* **YOUR TASK**:
Print every record below exactly, minus the pictures.

:::

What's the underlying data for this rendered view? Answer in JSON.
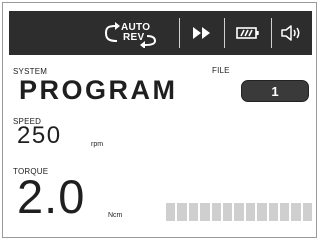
{
  "toolbar": {
    "auto_line1": "AUTO",
    "auto_line2": "REV",
    "auto_icon": "auto-reverse-icon",
    "fast_forward_icon": "fast-forward-icon",
    "battery_icon": "battery-icon",
    "volume_icon": "speaker-volume-icon"
  },
  "system": {
    "label": "SYSTEM",
    "value": "PROGRAM"
  },
  "file": {
    "label": "FILE",
    "value": "1"
  },
  "speed": {
    "label": "SPEED",
    "value": "250",
    "unit": "rpm"
  },
  "torque": {
    "label": "TORQUE",
    "value": "2.0",
    "unit": "Ncm",
    "level_fraction": 0.0,
    "segments": 13
  },
  "colors": {
    "toolbar_bg": "#2d2d2d",
    "text": "#1f1f1f",
    "bar_inactive": "#cfcfcf"
  }
}
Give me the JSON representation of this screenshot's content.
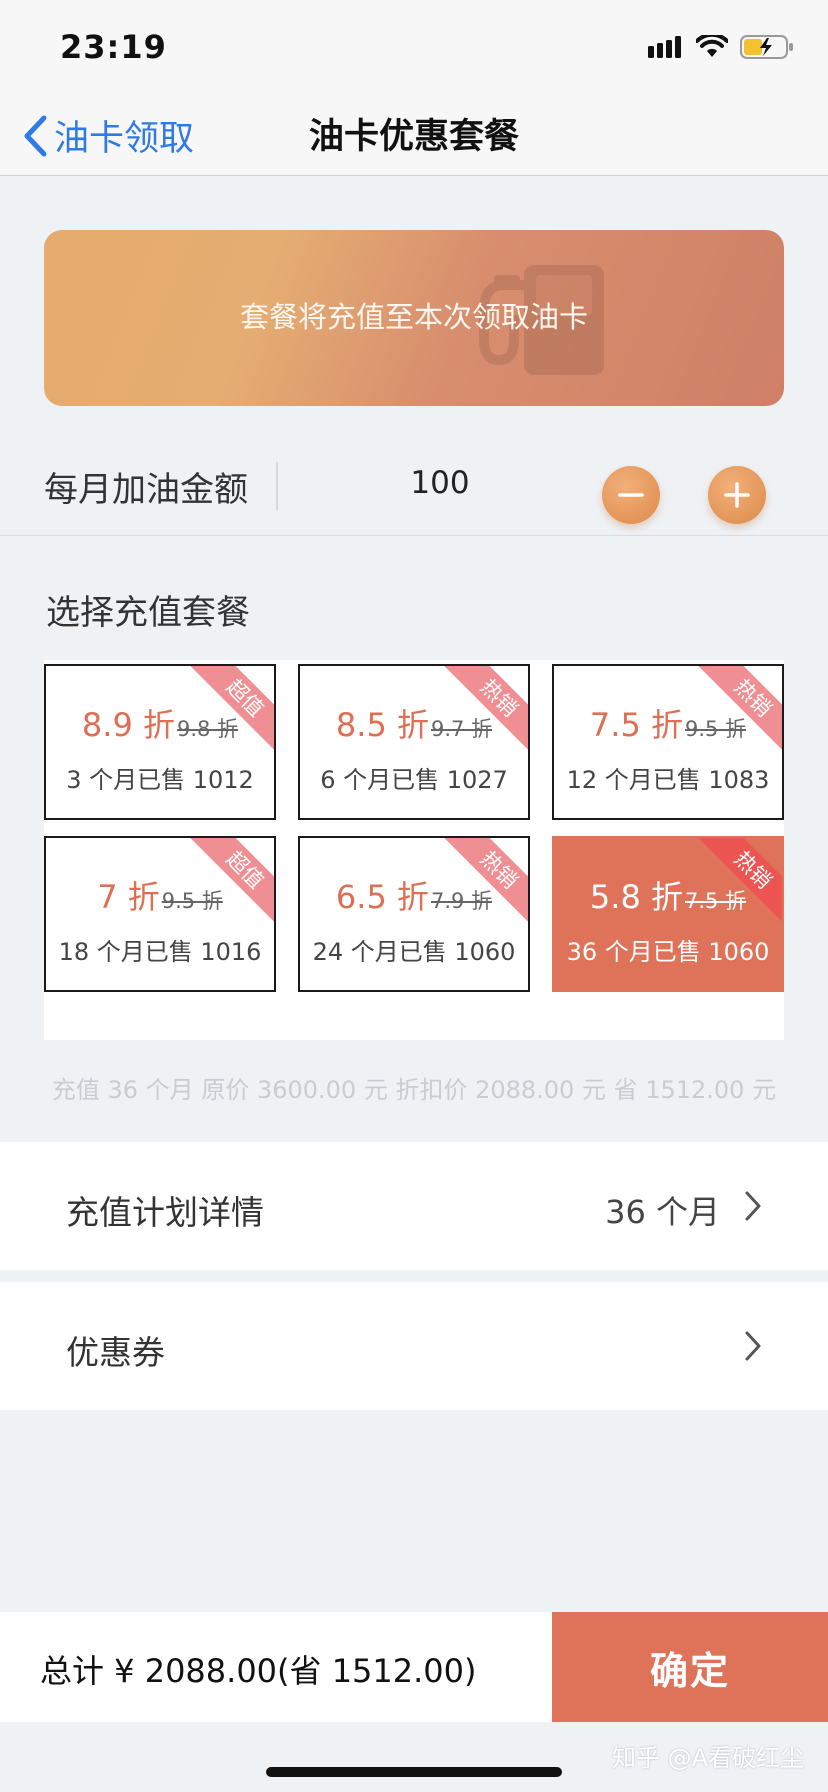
{
  "status_bar": {
    "time": "23:19"
  },
  "nav": {
    "back_label": "油卡领取",
    "title": "油卡优惠套餐"
  },
  "banner": {
    "text": "套餐将充值至本次领取油卡",
    "icon": "fuel-pump-icon"
  },
  "amount": {
    "label": "每月加油金额",
    "value": "100"
  },
  "packages": {
    "title": "选择充值套餐",
    "items": [
      {
        "discount": "8.9 折",
        "original": "9.8 折",
        "sold": "3 个月已售 1012",
        "tag": "超值",
        "selected": false
      },
      {
        "discount": "8.5 折",
        "original": "9.7 折",
        "sold": "6 个月已售 1027",
        "tag": "热销",
        "selected": false
      },
      {
        "discount": "7.5 折",
        "original": "9.5 折",
        "sold": "12 个月已售 1083",
        "tag": "热销",
        "selected": false
      },
      {
        "discount": "7 折",
        "original": "9.5 折",
        "sold": "18 个月已售 1016",
        "tag": "超值",
        "selected": false
      },
      {
        "discount": "6.5 折",
        "original": "7.9 折",
        "sold": "24 个月已售 1060",
        "tag": "热销",
        "selected": false
      },
      {
        "discount": "5.8 折",
        "original": "7.5 折",
        "sold": "36 个月已售 1060",
        "tag": "热销",
        "selected": true
      }
    ],
    "summary": "充值 36 个月 原价 3600.00 元 折扣价 2088.00 元 省 1512.00 元"
  },
  "plan_row": {
    "label": "充值计划详情",
    "value": "36 个月"
  },
  "coupon_row": {
    "label": "优惠券"
  },
  "footer": {
    "total": "总计 ¥ 2088.00(省 1512.00)",
    "confirm": "确定"
  },
  "watermark": "知乎 @A看破红尘",
  "colors": {
    "accent": "#de735a",
    "link": "#2f7ae5",
    "ribbon": "#ef8f93"
  }
}
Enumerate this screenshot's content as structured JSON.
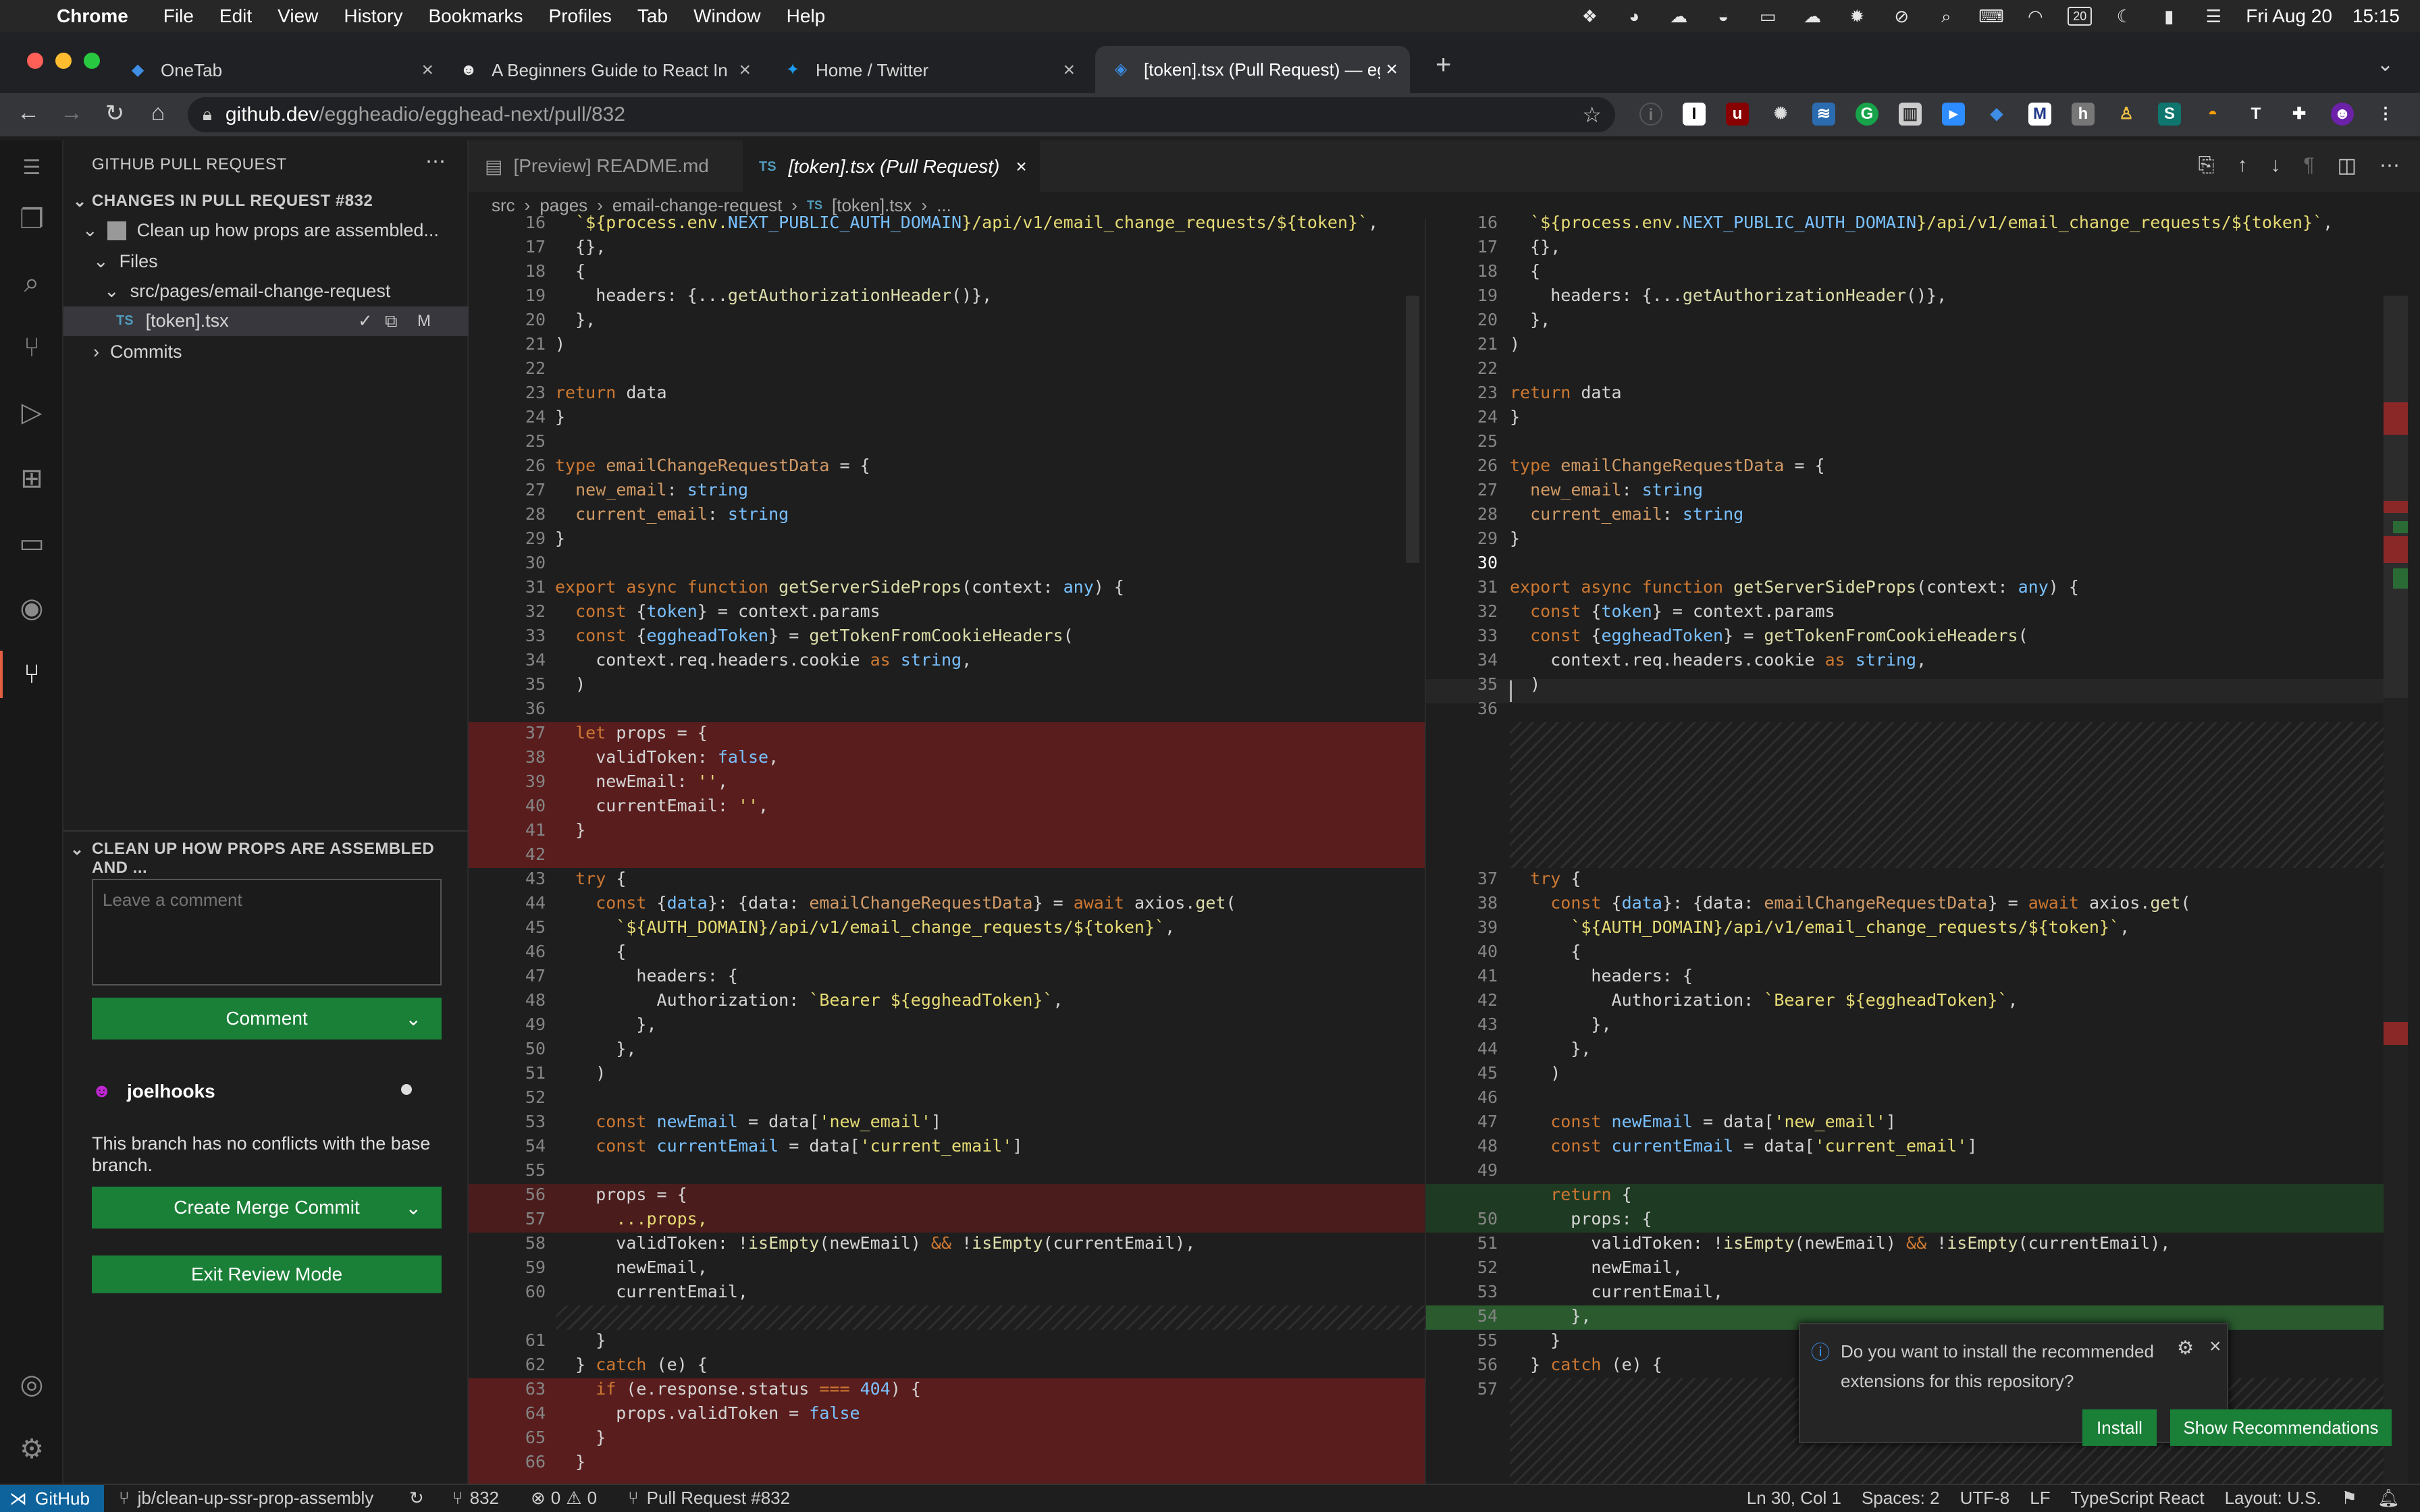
{
  "menubar": {
    "apple_icon": "apple-icon",
    "app": "Chrome",
    "items": [
      "File",
      "Edit",
      "View",
      "History",
      "Bookmarks",
      "Profiles",
      "Tab",
      "Window",
      "Help"
    ],
    "date": "Fri Aug 20",
    "time": "15:15",
    "calendar_day": "20"
  },
  "tabs": [
    {
      "title": "OneTab",
      "icon": "onetab-icon"
    },
    {
      "title": "A Beginners Guide to React Int",
      "icon": "egghead-icon"
    },
    {
      "title": "Home / Twitter",
      "icon": "twitter-icon"
    },
    {
      "title": "[token].tsx (Pull Request) — eg",
      "icon": "vscode-icon"
    }
  ],
  "address": {
    "url_host": "github.dev",
    "url_path": "/eggheadio/egghead-next/pull/832"
  },
  "sidebar": {
    "title": "GITHUB PULL REQUEST",
    "section": "CHANGES IN PULL REQUEST #832",
    "pr_title": "Clean up how props are assembled...",
    "files_label": "Files",
    "folder": "src/pages/email-change-request",
    "file": "[token].tsx",
    "file_lang": "TS",
    "file_status": "M",
    "commits_label": "Commits",
    "review_section": "CLEAN UP HOW PROPS ARE ASSEMBLED AND ...",
    "comment_placeholder": "Leave a comment",
    "comment_button": "Comment",
    "user": "joelhooks",
    "merge_message": "This branch has no conflicts with the base branch.",
    "merge_button": "Create Merge Commit",
    "exit_button": "Exit Review Mode"
  },
  "editor": {
    "tabs": [
      {
        "label": "[Preview] README.md"
      },
      {
        "label": "[token].tsx (Pull Request)",
        "lang": "TS"
      }
    ],
    "breadcrumb": [
      "src",
      "pages",
      "email-change-request",
      "[token].tsx",
      "..."
    ],
    "left_numbers": [
      "16",
      "17",
      "18",
      "19",
      "20",
      "21",
      "22",
      "23",
      "24",
      "25",
      "26",
      "27",
      "28",
      "29",
      "30",
      "31",
      "32",
      "33",
      "34",
      "35",
      "36",
      "37",
      "38",
      "39",
      "40",
      "41",
      "42",
      "43",
      "44",
      "45",
      "46",
      "47",
      "48",
      "49",
      "50",
      "51",
      "52",
      "53",
      "54",
      "55",
      "56",
      "57",
      "58",
      "59",
      "60",
      "61",
      "62",
      "63",
      "64",
      "65",
      "66"
    ],
    "right_numbers": [
      "16",
      "17",
      "18",
      "19",
      "20",
      "21",
      "22",
      "23",
      "24",
      "25",
      "26",
      "27",
      "28",
      "29",
      "30",
      "31",
      "32",
      "33",
      "34",
      "35",
      "36",
      "37",
      "38",
      "39",
      "40",
      "41",
      "42",
      "43",
      "44",
      "45",
      "46",
      "47",
      "48",
      "49",
      "50",
      "51",
      "52",
      "53",
      "54",
      "55",
      "56",
      "57"
    ]
  },
  "notification": {
    "message": "Do you want to install the recommended extensions for this repository?",
    "install": "Install",
    "show": "Show Recommendations"
  },
  "status": {
    "remote": "GitHub",
    "branch": "jb/clean-up-ssr-prop-assembly",
    "pr_count": "832",
    "errors": "0",
    "warnings": "0",
    "pr": "Pull Request #832",
    "position": "Ln 30, Col 1",
    "spaces": "Spaces: 2",
    "encoding": "UTF-8",
    "eol": "LF",
    "language": "TypeScript React",
    "layout": "Layout: U.S."
  },
  "colors": {
    "removed_bg": "#5a1d1d",
    "added_bg": "#1f3a22",
    "accent_green": "#1a7f37"
  }
}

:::

* **EXPECTED ANSWER**:
What's the underlying data for this rendered view? Answer in JSON.
{
  "toolbar": {
    "auto_line1": "AUTO",
    "auto_line2": "REV",
    "auto_icon": "auto-reverse-icon",
    "fast_forward_icon": "fast-forward-icon",
    "battery_icon": "battery-icon",
    "volume_icon": "speaker-volume-icon"
  },
  "system": {
    "label": "SYSTEM",
    "value": "PROGRAM"
  },
  "file": {
    "label": "FILE",
    "value": "1"
  },
  "speed": {
    "label": "SPEED",
    "value": "250",
    "unit": "rpm"
  },
  "torque": {
    "label": "TORQUE",
    "value": "2.0",
    "unit": "Ncm",
    "level_fraction": 0.0,
    "segments": 13
  },
  "colors": {
    "toolbar_bg": "#2d2d2d",
    "text": "#1f1f1f",
    "bar_inactive": "#cfcfcf"
  }
}
Give me the JSON representation of this screenshot's content.
{
  "status_bar": {
    "time": "23:19"
  },
  "nav": {
    "back_label": "油卡领取",
    "title": "油卡优惠套餐"
  },
  "banner": {
    "text": "套餐将充值至本次领取油卡",
    "icon": "fuel-pump-icon"
  },
  "amount": {
    "label": "每月加油金额",
    "value": "100"
  },
  "packages": {
    "title": "选择充值套餐",
    "items": [
      {
        "discount": "8.9 折",
        "original": "9.8 折",
        "sold": "3 个月已售 1012",
        "tag": "超值",
        "selected": false
      },
      {
        "discount": "8.5 折",
        "original": "9.7 折",
        "sold": "6 个月已售 1027",
        "tag": "热销",
        "selected": false
      },
      {
        "discount": "7.5 折",
        "original": "9.5 折",
        "sold": "12 个月已售 1083",
        "tag": "热销",
        "selected": false
      },
      {
        "discount": "7 折",
        "original": "9.5 折",
        "sold": "18 个月已售 1016",
        "tag": "超值",
        "selected": false
      },
      {
        "discount": "6.5 折",
        "original": "7.9 折",
        "sold": "24 个月已售 1060",
        "tag": "热销",
        "selected": false
      },
      {
        "discount": "5.8 折",
        "original": "7.5 折",
        "sold": "36 个月已售 1060",
        "tag": "热销",
        "selected": true
      }
    ],
    "summary": "充值 36 个月 原价 3600.00 元 折扣价 2088.00 元 省 1512.00 元"
  },
  "plan_row": {
    "label": "充值计划详情",
    "value": "36 个月"
  },
  "coupon_row": {
    "label": "优惠券"
  },
  "footer": {
    "total": "总计 ¥ 2088.00(省 1512.00)",
    "confirm": "确定"
  },
  "watermark": "知乎 @A看破红尘",
  "colors": {
    "accent": "#de735a",
    "link": "#2f7ae5",
    "ribbon": "#ef8f93"
  }
}
Enumerate this screenshot's content as structured JSON.
{
  "menubar": {
    "apple_icon": "apple-icon",
    "app": "Chrome",
    "items": [
      "File",
      "Edit",
      "View",
      "History",
      "Bookmarks",
      "Profiles",
      "Tab",
      "Window",
      "Help"
    ],
    "date": "Fri Aug 20",
    "time": "15:15",
    "calendar_day": "20"
  },
  "tabs": [
    {
      "title": "OneTab",
      "icon": "onetab-icon"
    },
    {
      "title": "A Beginners Guide to React Int",
      "icon": "egghead-icon"
    },
    {
      "title": "Home / Twitter",
      "icon": "twitter-icon"
    },
    {
      "title": "[token].tsx (Pull Request) — eg",
      "icon": "vscode-icon"
    }
  ],
  "address": {
    "url_host": "github.dev",
    "url_path": "/eggheadio/egghead-next/pull/832"
  },
  "sidebar": {
    "title": "GITHUB PULL REQUEST",
    "section": "CHANGES IN PULL REQUEST #832",
    "pr_title": "Clean up how props are assembled...",
    "files_label": "Files",
    "folder": "src/pages/email-change-request",
    "file": "[token].tsx",
    "file_lang": "TS",
    "file_status": "M",
    "commits_label": "Commits",
    "review_section": "CLEAN UP HOW PROPS ARE ASSEMBLED AND ...",
    "comment_placeholder": "Leave a comment",
    "comment_button": "Comment",
    "user": "joelhooks",
    "merge_message": "This branch has no conflicts with the base branch.",
    "merge_button": "Create Merge Commit",
    "exit_button": "Exit Review Mode"
  },
  "editor": {
    "tabs": [
      {
        "label": "[Preview] README.md"
      },
      {
        "label": "[token].tsx (Pull Request)",
        "lang": "TS"
      }
    ],
    "breadcrumb": [
      "src",
      "pages",
      "email-change-request",
      "[token].tsx",
      "..."
    ],
    "left_numbers": [
      "16",
      "17",
      "18",
      "19",
      "20",
      "21",
      "22",
      "23",
      "24",
      "25",
      "26",
      "27",
      "28",
      "29",
      "30",
      "31",
      "32",
      "33",
      "34",
      "35",
      "36",
      "37",
      "38",
      "39",
      "40",
      "41",
      "42",
      "43",
      "44",
      "45",
      "46",
      "47",
      "48",
      "49",
      "50",
      "51",
      "52",
      "53",
      "54",
      "55",
      "56",
      "57",
      "58",
      "59",
      "60",
      "61",
      "62",
      "63",
      "64",
      "65",
      "66"
    ],
    "right_numbers": [
      "16",
      "17",
      "18",
      "19",
      "20",
      "21",
      "22",
      "23",
      "24",
      "25",
      "26",
      "27",
      "28",
      "29",
      "30",
      "31",
      "32",
      "33",
      "34",
      "35",
      "36",
      "37",
      "38",
      "39",
      "40",
      "41",
      "42",
      "43",
      "44",
      "45",
      "46",
      "47",
      "48",
      "49",
      "50",
      "51",
      "52",
      "53",
      "54",
      "55",
      "56",
      "57"
    ]
  },
  "notification": {
    "message": "Do you want to install the recommended extensions for this repository?",
    "install": "Install",
    "show": "Show Recommendations"
  },
  "status": {
    "remote": "GitHub",
    "branch": "jb/clean-up-ssr-prop-assembly",
    "pr_count": "832",
    "errors": "0",
    "warnings": "0",
    "pr": "Pull Request #832",
    "position": "Ln 30, Col 1",
    "spaces": "Spaces: 2",
    "encoding": "UTF-8",
    "eol": "LF",
    "language": "TypeScript React",
    "layout": "Layout: U.S."
  },
  "colors": {
    "removed_bg": "#5a1d1d",
    "added_bg": "#1f3a22",
    "accent_green": "#1a7f37"
  }
}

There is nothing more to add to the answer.